─── Given information ───

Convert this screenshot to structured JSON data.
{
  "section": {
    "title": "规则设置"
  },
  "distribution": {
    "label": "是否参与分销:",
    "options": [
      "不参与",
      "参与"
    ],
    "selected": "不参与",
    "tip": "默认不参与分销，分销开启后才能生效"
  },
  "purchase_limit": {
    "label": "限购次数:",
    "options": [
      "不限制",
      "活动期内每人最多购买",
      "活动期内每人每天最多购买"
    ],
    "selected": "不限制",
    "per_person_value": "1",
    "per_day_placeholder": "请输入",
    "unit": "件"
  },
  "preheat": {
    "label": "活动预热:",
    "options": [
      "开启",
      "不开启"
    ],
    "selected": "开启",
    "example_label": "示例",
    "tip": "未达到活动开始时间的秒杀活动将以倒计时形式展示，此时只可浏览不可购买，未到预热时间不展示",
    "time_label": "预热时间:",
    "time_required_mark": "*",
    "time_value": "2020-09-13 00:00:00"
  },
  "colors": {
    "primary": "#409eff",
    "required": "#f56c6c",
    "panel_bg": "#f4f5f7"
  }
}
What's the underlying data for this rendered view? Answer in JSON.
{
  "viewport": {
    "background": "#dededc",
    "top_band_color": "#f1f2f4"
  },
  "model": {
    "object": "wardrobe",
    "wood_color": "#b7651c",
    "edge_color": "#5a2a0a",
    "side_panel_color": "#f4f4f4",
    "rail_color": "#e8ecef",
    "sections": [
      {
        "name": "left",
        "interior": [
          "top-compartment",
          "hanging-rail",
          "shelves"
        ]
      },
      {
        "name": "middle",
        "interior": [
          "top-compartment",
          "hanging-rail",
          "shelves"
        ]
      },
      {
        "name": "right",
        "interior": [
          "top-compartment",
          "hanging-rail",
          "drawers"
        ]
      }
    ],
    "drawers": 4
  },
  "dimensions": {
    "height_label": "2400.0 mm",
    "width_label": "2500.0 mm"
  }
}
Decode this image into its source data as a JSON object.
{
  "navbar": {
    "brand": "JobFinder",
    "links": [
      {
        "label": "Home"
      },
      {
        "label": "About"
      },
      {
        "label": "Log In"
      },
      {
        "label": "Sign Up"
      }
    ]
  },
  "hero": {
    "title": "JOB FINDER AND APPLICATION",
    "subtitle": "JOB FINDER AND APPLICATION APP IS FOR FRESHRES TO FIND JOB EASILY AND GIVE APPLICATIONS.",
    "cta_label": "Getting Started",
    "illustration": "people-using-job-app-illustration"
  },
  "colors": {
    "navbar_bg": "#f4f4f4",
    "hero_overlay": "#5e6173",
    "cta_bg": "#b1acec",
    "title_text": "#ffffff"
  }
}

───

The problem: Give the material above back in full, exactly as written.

Solution:
Convert this screenshot to structured JSON data.
{
  "section": {
    "title": "规则设置"
  },
  "distribution": {
    "label": "是否参与分销:",
    "options": [
      "不参与",
      "参与"
    ],
    "selected": "不参与",
    "tip": "默认不参与分销，分销开启后才能生效"
  },
  "purchase_limit": {
    "label": "限购次数:",
    "options": [
      "不限制",
      "活动期内每人最多购买",
      "活动期内每人每天最多购买"
    ],
    "selected": "不限制",
    "per_person_value": "1",
    "per_day_placeholder": "请输入",
    "unit": "件"
  },
  "preheat": {
    "label": "活动预热:",
    "options": [
      "开启",
      "不开启"
    ],
    "selected": "开启",
    "example_label": "示例",
    "tip": "未达到活动开始时间的秒杀活动将以倒计时形式展示，此时只可浏览不可购买，未到预热时间不展示",
    "time_label": "预热时间:",
    "time_required_mark": "*",
    "time_value": "2020-09-13 00:00:00"
  },
  "colors": {
    "primary": "#409eff",
    "required": "#f56c6c",
    "panel_bg": "#f4f5f7"
  }
}
What's the underlying data for this rendered view? Answer in JSON.
{
  "viewport": {
    "background": "#dededc",
    "top_band_color": "#f1f2f4"
  },
  "model": {
    "object": "wardrobe",
    "wood_color": "#b7651c",
    "edge_color": "#5a2a0a",
    "side_panel_color": "#f4f4f4",
    "rail_color": "#e8ecef",
    "sections": [
      {
        "name": "left",
        "interior": [
          "top-compartment",
          "hanging-rail",
          "shelves"
        ]
      },
      {
        "name": "middle",
        "interior": [
          "top-compartment",
          "hanging-rail",
          "shelves"
        ]
      },
      {
        "name": "right",
        "interior": [
          "top-compartment",
          "hanging-rail",
          "drawers"
        ]
      }
    ],
    "drawers": 4
  },
  "dimensions": {
    "height_label": "2400.0 mm",
    "width_label": "2500.0 mm"
  }
}
Decode this image into its source data as a JSON object.
{
  "navbar": {
    "brand": "JobFinder",
    "links": [
      {
        "label": "Home"
      },
      {
        "label": "About"
      },
      {
        "label": "Log In"
      },
      {
        "label": "Sign Up"
      }
    ]
  },
  "hero": {
    "title": "JOB FINDER AND APPLICATION",
    "subtitle": "JOB FINDER AND APPLICATION APP IS FOR FRESHRES TO FIND JOB EASILY AND GIVE APPLICATIONS.",
    "cta_label": "Getting Started",
    "illustration": "people-using-job-app-illustration"
  },
  "colors": {
    "navbar_bg": "#f4f4f4",
    "hero_overlay": "#5e6173",
    "cta_bg": "#b1acec",
    "title_text": "#ffffff"
  }
}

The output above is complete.